DATA EXTRACTS section start
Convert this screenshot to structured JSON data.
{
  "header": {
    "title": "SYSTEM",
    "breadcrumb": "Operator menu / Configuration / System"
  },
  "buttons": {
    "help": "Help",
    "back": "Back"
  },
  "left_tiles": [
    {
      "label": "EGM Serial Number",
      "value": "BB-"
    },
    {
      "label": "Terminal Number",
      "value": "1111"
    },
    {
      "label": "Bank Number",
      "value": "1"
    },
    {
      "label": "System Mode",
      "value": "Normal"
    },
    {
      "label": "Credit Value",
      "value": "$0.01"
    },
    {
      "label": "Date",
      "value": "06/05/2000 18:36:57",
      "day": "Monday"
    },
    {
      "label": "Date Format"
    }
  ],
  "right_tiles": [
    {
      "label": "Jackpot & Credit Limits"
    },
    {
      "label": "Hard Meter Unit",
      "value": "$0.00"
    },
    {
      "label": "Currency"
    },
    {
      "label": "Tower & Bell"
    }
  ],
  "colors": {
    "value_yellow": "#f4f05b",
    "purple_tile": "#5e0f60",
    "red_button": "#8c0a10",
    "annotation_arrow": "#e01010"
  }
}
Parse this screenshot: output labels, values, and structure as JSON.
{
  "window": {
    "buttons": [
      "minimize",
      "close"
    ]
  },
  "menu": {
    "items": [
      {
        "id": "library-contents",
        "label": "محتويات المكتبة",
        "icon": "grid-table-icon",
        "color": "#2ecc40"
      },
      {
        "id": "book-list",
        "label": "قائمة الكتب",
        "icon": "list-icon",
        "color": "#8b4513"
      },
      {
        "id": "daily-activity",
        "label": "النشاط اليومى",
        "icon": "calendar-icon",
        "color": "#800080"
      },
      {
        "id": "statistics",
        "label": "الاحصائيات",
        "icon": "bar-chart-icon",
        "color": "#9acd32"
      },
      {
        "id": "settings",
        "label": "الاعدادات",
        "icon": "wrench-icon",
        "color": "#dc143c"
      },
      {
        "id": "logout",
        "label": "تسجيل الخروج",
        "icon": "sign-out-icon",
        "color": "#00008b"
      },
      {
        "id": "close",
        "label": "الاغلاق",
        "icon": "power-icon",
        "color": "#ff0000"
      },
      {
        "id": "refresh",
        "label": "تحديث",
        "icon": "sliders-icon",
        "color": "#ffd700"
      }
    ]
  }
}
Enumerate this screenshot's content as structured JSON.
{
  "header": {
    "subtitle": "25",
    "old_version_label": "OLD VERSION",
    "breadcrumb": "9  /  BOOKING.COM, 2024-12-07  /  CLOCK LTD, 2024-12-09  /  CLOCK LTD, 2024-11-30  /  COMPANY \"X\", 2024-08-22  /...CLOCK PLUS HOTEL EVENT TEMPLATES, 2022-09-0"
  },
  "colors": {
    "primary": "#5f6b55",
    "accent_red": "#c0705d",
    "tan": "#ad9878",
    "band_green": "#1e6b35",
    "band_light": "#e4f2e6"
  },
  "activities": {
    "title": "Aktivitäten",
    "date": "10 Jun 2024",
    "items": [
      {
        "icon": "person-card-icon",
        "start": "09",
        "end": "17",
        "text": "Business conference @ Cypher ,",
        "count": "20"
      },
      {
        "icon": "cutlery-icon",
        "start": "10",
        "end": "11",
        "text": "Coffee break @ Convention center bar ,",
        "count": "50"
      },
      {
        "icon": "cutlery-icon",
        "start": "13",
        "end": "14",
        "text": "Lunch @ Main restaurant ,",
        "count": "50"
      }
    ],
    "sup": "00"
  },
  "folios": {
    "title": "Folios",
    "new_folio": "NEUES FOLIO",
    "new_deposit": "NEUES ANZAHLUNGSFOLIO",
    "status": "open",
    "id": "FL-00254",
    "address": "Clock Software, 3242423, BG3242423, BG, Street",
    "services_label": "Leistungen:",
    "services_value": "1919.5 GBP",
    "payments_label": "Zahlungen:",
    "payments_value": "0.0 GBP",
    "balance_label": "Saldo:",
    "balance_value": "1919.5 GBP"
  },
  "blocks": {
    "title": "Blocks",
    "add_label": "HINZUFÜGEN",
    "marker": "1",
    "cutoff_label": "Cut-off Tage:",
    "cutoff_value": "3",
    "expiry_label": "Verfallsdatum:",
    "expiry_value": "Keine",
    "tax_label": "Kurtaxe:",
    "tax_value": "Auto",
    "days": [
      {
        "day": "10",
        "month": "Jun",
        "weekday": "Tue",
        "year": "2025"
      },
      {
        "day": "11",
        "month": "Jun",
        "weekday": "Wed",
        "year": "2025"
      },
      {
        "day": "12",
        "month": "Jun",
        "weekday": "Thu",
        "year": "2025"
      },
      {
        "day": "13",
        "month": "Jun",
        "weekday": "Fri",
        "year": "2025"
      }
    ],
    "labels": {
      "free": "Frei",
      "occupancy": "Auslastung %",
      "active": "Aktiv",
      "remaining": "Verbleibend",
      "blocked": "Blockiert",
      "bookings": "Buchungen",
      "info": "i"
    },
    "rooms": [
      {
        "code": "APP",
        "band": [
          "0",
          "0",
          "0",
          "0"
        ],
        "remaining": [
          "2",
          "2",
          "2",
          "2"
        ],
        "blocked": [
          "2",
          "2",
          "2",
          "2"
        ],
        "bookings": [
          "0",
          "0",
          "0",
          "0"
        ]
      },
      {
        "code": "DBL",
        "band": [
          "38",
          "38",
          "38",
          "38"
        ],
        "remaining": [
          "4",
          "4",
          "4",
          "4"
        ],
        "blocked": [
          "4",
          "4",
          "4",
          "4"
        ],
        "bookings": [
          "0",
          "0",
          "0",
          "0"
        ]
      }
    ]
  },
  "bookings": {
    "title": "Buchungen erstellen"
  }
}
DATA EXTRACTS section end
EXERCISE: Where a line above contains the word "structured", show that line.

SOLUTION:
Convert this screenshot to structured JSON data.
Enumerate this screenshot's content as structured JSON.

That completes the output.